Joseph Riddel

Joseph Riddel: On "Of Mere Being"

"What are we to make of this late Stevens? Is he a man satisfied with his edgings and inchings, with the swarming activities of "statement, directly and indirectly getting at"? … Coming upon one of Stevens’ last edgings and inchings, a poem cryptically entitled "Of Mere Being," the critic is hard put to place his man. Does the "mere" of the title mean "simple" or "pure"? and does Stevens at last transcend (or inscend?) the physical to discover a central, the thing itself? [Here is quoted the poem in its entirety.] Beyond thought, beyond reason – here in the intuitive moment one perceives "mere being" but still perceives that one is perceiving. What he knows of mere being is a "palm" (a form, a faith?) beyond the physicality of tree and a bird’s song without meaning. Unreal, yes! – but that is Stevens" word for the reality of poetry, the "one of fictive music." What one knows of mere being is an image on the edge of space. at that point where being becomes nothingness. Is this not to prove the ultimate creativity of self, of the mind which must always conceive a reality beyond form or metaphor, beyond thought, but nevertheless at the end of, not outside, the mind?"

Joseph Riddel: On "Asphodel, That Greeny Flower, Book I"

"Asphodel". . .speaks from a plane beyond differentiation, from the site of memory where "all appears/ as if seen/ wavering through water," perspectiveless like the time of beginning itself. It is a "cry/ of recognition" which penetrates the veil of history to connect his "Approaching death" with his origins. Interestingly, it has been the poem most praised by critics because of Williams' late breakthrough, presumably like Stevens', to a new lyricism. And this signifies not simply an advance beyond Paterson but a reversal, perhaps, ironically, a return to the tradition. But the tradition to which "Asphodel" appeals is that of the "rituals of the hunt/ on the walls/ of prehistoric// caves in the Pyrenees." As was suggested earlier, the caves offer man a present entry into time and place, of the primordial origins of art itself. At the impending moment of his own death, the poet sings of origins: the "cave" which is both beginning and end, and the "hunt" or quest to which man is compelled in his desire.
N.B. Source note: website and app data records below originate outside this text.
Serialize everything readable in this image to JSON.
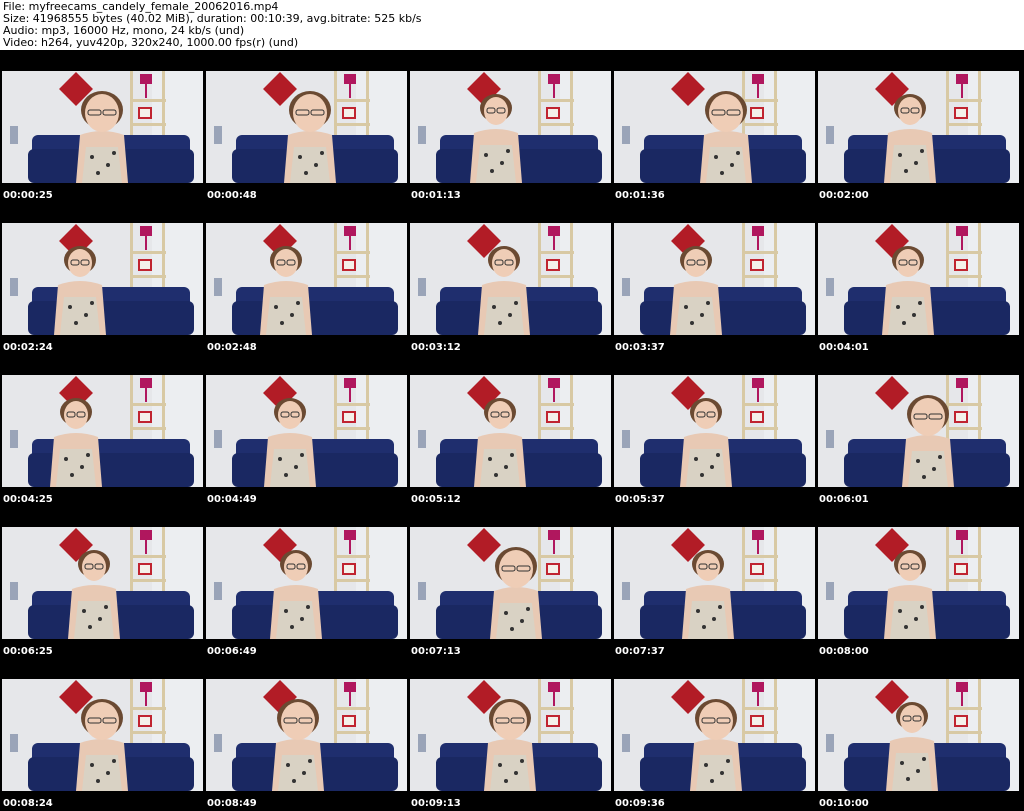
{
  "header": {
    "file_line": "File: myfreecams_candely_female_20062016.mp4",
    "size_line": "Size: 41968555 bytes (40.02 MiB), duration: 00:10:39, avg.bitrate: 525 kb/s",
    "audio_line": "Audio: mp3, 16000 Hz, mono, 24 kb/s (und)",
    "video_line": "Video: h264, yuv420p, 320x240, 1000.00 fps(r) (und)"
  },
  "thumbnails": [
    {
      "timestamp": "00:00:25"
    },
    {
      "timestamp": "00:00:48"
    },
    {
      "timestamp": "00:01:13"
    },
    {
      "timestamp": "00:01:36"
    },
    {
      "timestamp": "00:02:00"
    },
    {
      "timestamp": "00:02:24"
    },
    {
      "timestamp": "00:02:48"
    },
    {
      "timestamp": "00:03:12"
    },
    {
      "timestamp": "00:03:37"
    },
    {
      "timestamp": "00:04:01"
    },
    {
      "timestamp": "00:04:25"
    },
    {
      "timestamp": "00:04:49"
    },
    {
      "timestamp": "00:05:12"
    },
    {
      "timestamp": "00:05:37"
    },
    {
      "timestamp": "00:06:01"
    },
    {
      "timestamp": "00:06:25"
    },
    {
      "timestamp": "00:06:49"
    },
    {
      "timestamp": "00:07:13"
    },
    {
      "timestamp": "00:07:37"
    },
    {
      "timestamp": "00:08:00"
    },
    {
      "timestamp": "00:08:24"
    },
    {
      "timestamp": "00:08:49"
    },
    {
      "timestamp": "00:09:13"
    },
    {
      "timestamp": "00:09:36"
    },
    {
      "timestamp": "00:10:00"
    }
  ],
  "colors": {
    "sheet_background": "#000000",
    "header_background": "#ffffff",
    "timestamp_text": "#ffffff",
    "wall": "#e6e7ea",
    "sofa": "#1f2e6e",
    "lamp_shade": "#b0175e",
    "wall_art": "#b21c26"
  }
}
"Asphodel". . .comes very near to suggesting a poetics no longer resigned to failure or to the hermeneutical circle. It comes very near to insisting that the "secret word" has been possessed, the son reconciled with the father, and thus a language fully achieved--that the "place/ dedicated in the imagination/ to memory// of the dead" has come to be more real than the world. . . .It is not a poem of quest or effort, but a dream of virtue recovered and held "against time."
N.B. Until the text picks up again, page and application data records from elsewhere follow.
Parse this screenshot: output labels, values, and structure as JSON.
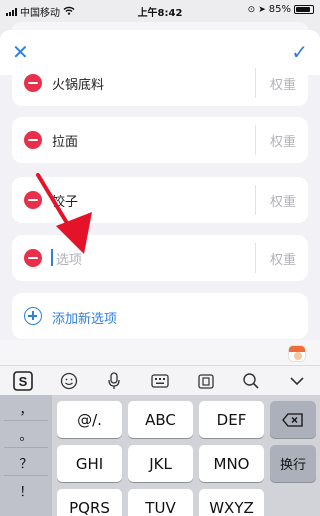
{
  "status_bar": {
    "carrier": "中国移动",
    "time": "上午8:42",
    "battery": "85%"
  },
  "header": {
    "close_icon": "close-icon",
    "confirm_icon": "checkmark-icon"
  },
  "options": [
    {
      "label": "火锅底料",
      "weight_placeholder": "权重"
    },
    {
      "label": "拉面",
      "weight_placeholder": "权重"
    },
    {
      "label": "饺子",
      "weight_placeholder": "权重"
    },
    {
      "label": "",
      "placeholder": "选项",
      "weight_placeholder": "权重"
    }
  ],
  "add_option": {
    "label": "添加新选项"
  },
  "keyboard": {
    "toolbar_icons": [
      "sogou-logo-icon",
      "emoji-icon",
      "microphone-icon",
      "keyboard-icon",
      "clipboard-icon",
      "search-icon",
      "collapse-icon"
    ],
    "left_column": [
      "，",
      "。",
      "？",
      "！"
    ],
    "row1": [
      "@/.",
      "ABC",
      "DEF"
    ],
    "row2": [
      "GHI",
      "JKL",
      "MNO"
    ],
    "row3": [
      "PQRS",
      "TUV",
      "WXYZ"
    ],
    "delete_icon": "backspace-icon",
    "return_label": "换行"
  },
  "colors": {
    "accent": "#2f7fe0",
    "danger": "#e8304a",
    "arrow": "#e5132a"
  }
}
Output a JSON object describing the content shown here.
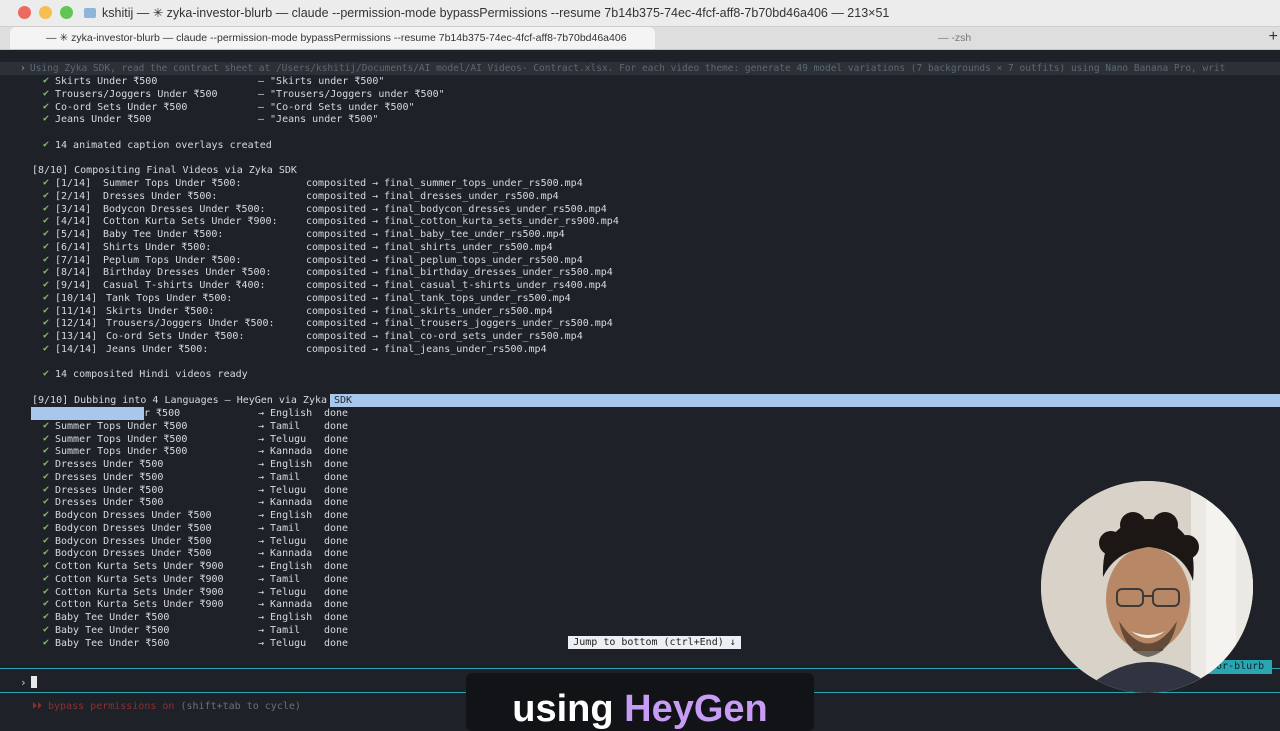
{
  "window": {
    "title": "kshitij — ✳ zyka-investor-blurb — claude --permission-mode bypassPermissions --resume 7b14b375-74ec-4fcf-aff8-7b70bd46a406 — 213×51",
    "tabs": [
      {
        "label": "— ✳ zyka-investor-blurb — claude --permission-mode bypassPermissions --resume 7b14b375-74ec-4fcf-aff8-7b70bd46a406",
        "active": true
      },
      {
        "label": "— -zsh",
        "active": false
      }
    ],
    "new_tab": "+"
  },
  "terminal": {
    "command_line": "Using Zyka SDK, read the contract sheet at /Users/kshitij/Documents/AI model/AI Videos- Contract.xlsx. For each video theme: generate 49 model variations (7 backgrounds × 7 outfits) using Nano Banana Pro, writ",
    "captions_list": [
      {
        "name": "Skirts Under ₹500",
        "caption": "— \"Skirts under ₹500\""
      },
      {
        "name": "Trousers/Joggers Under ₹500",
        "caption": "— \"Trousers/Joggers under ₹500\""
      },
      {
        "name": "Co-ord Sets Under ₹500",
        "caption": "— \"Co-ord Sets under ₹500\""
      },
      {
        "name": "Jeans Under ₹500",
        "caption": "— \"Jeans under ₹500\""
      }
    ],
    "captions_summary": "14 animated caption overlays created",
    "composite_header": "[8/10] Compositing Final Videos via Zyka SDK",
    "composite_rows": [
      {
        "idx": "[1/14]",
        "name": "Summer Tops Under ₹500:",
        "status": "composited",
        "file": "→ final_summer_tops_under_rs500.mp4"
      },
      {
        "idx": "[2/14]",
        "name": "Dresses Under ₹500:",
        "status": "composited",
        "file": "→ final_dresses_under_rs500.mp4"
      },
      {
        "idx": "[3/14]",
        "name": "Bodycon Dresses Under ₹500:",
        "status": "composited",
        "file": "→ final_bodycon_dresses_under_rs500.mp4"
      },
      {
        "idx": "[4/14]",
        "name": "Cotton Kurta Sets Under ₹900:",
        "status": "composited",
        "file": "→ final_cotton_kurta_sets_under_rs900.mp4"
      },
      {
        "idx": "[5/14]",
        "name": "Baby Tee Under ₹500:",
        "status": "composited",
        "file": "→ final_baby_tee_under_rs500.mp4"
      },
      {
        "idx": "[6/14]",
        "name": "Shirts Under ₹500:",
        "status": "composited",
        "file": "→ final_shirts_under_rs500.mp4"
      },
      {
        "idx": "[7/14]",
        "name": "Peplum Tops Under ₹500:",
        "status": "composited",
        "file": "→ final_peplum_tops_under_rs500.mp4"
      },
      {
        "idx": "[8/14]",
        "name": "Birthday Dresses Under ₹500:",
        "status": "composited",
        "file": "→ final_birthday_dresses_under_rs500.mp4"
      },
      {
        "idx": "[9/14]",
        "name": "Casual T-shirts Under ₹400:",
        "status": "composited",
        "file": "→ final_casual_t-shirts_under_rs400.mp4"
      },
      {
        "idx": "[10/14]",
        "name": "Tank Tops Under ₹500:",
        "status": "composited",
        "file": "→ final_tank_tops_under_rs500.mp4"
      },
      {
        "idx": "[11/14]",
        "name": "Skirts Under ₹500:",
        "status": "composited",
        "file": "→ final_skirts_under_rs500.mp4"
      },
      {
        "idx": "[12/14]",
        "name": "Trousers/Joggers Under ₹500:",
        "status": "composited",
        "file": "→ final_trousers_joggers_under_rs500.mp4"
      },
      {
        "idx": "[13/14]",
        "name": "Co-ord Sets Under ₹500:",
        "status": "composited",
        "file": "→ final_co-ord_sets_under_rs500.mp4"
      },
      {
        "idx": "[14/14]",
        "name": "Jeans Under ₹500:",
        "status": "composited",
        "file": "→ final_jeans_under_rs500.mp4"
      }
    ],
    "composite_summary": "14 composited Hindi videos ready",
    "dub_header": "[9/10] Dubbing into 4 Languages — HeyGen via Zyka",
    "dub_header_selected": " SDK",
    "dub_first_partial": "r ₹500",
    "dub_rows": [
      {
        "name": "Summer Tops Under ₹500",
        "lang": "→ English",
        "status": "done"
      },
      {
        "name": "Summer Tops Under ₹500",
        "lang": "→ Tamil",
        "status": "done"
      },
      {
        "name": "Summer Tops Under ₹500",
        "lang": "→ Telugu",
        "status": "done"
      },
      {
        "name": "Summer Tops Under ₹500",
        "lang": "→ Kannada",
        "status": "done"
      },
      {
        "name": "Dresses Under ₹500",
        "lang": "→ English",
        "status": "done"
      },
      {
        "name": "Dresses Under ₹500",
        "lang": "→ Tamil",
        "status": "done"
      },
      {
        "name": "Dresses Under ₹500",
        "lang": "→ Telugu",
        "status": "done"
      },
      {
        "name": "Dresses Under ₹500",
        "lang": "→ Kannada",
        "status": "done"
      },
      {
        "name": "Bodycon Dresses Under ₹500",
        "lang": "→ English",
        "status": "done"
      },
      {
        "name": "Bodycon Dresses Under ₹500",
        "lang": "→ Tamil",
        "status": "done"
      },
      {
        "name": "Bodycon Dresses Under ₹500",
        "lang": "→ Telugu",
        "status": "done"
      },
      {
        "name": "Bodycon Dresses Under ₹500",
        "lang": "→ Kannada",
        "status": "done"
      },
      {
        "name": "Cotton Kurta Sets Under ₹900",
        "lang": "→ English",
        "status": "done"
      },
      {
        "name": "Cotton Kurta Sets Under ₹900",
        "lang": "→ Tamil",
        "status": "done"
      },
      {
        "name": "Cotton Kurta Sets Under ₹900",
        "lang": "→ Telugu",
        "status": "done"
      },
      {
        "name": "Cotton Kurta Sets Under ₹900",
        "lang": "→ Kannada",
        "status": "done"
      },
      {
        "name": "Baby Tee Under ₹500",
        "lang": "→ English",
        "status": "done"
      },
      {
        "name": "Baby Tee Under ₹500",
        "lang": "→ Tamil",
        "status": "done"
      },
      {
        "name": "Baby Tee Under ₹500",
        "lang": "→ Telugu",
        "status": "done"
      }
    ],
    "check_mark": "✔",
    "jump_button": "Jump to bottom (ctrl+End) ↓",
    "prompt_caret": "›",
    "hint_prefix": "⏵⏵ bypass permissions on",
    "hint_suffix": "(shift+tab to cycle)",
    "session_chip": "stor-blurb"
  },
  "overlay_caption": {
    "prefix": "using ",
    "accent": "HeyGen"
  },
  "colors": {
    "accent": "#2aa6b3",
    "selection": "#a7c7ec",
    "check": "#86b86a",
    "caption_accent": "#c69cf5"
  }
}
From The Inverted Bell: Modernism and the Counterpoetics of William Carlos Williams. Copyright © 1974 by Louisiana State University Press.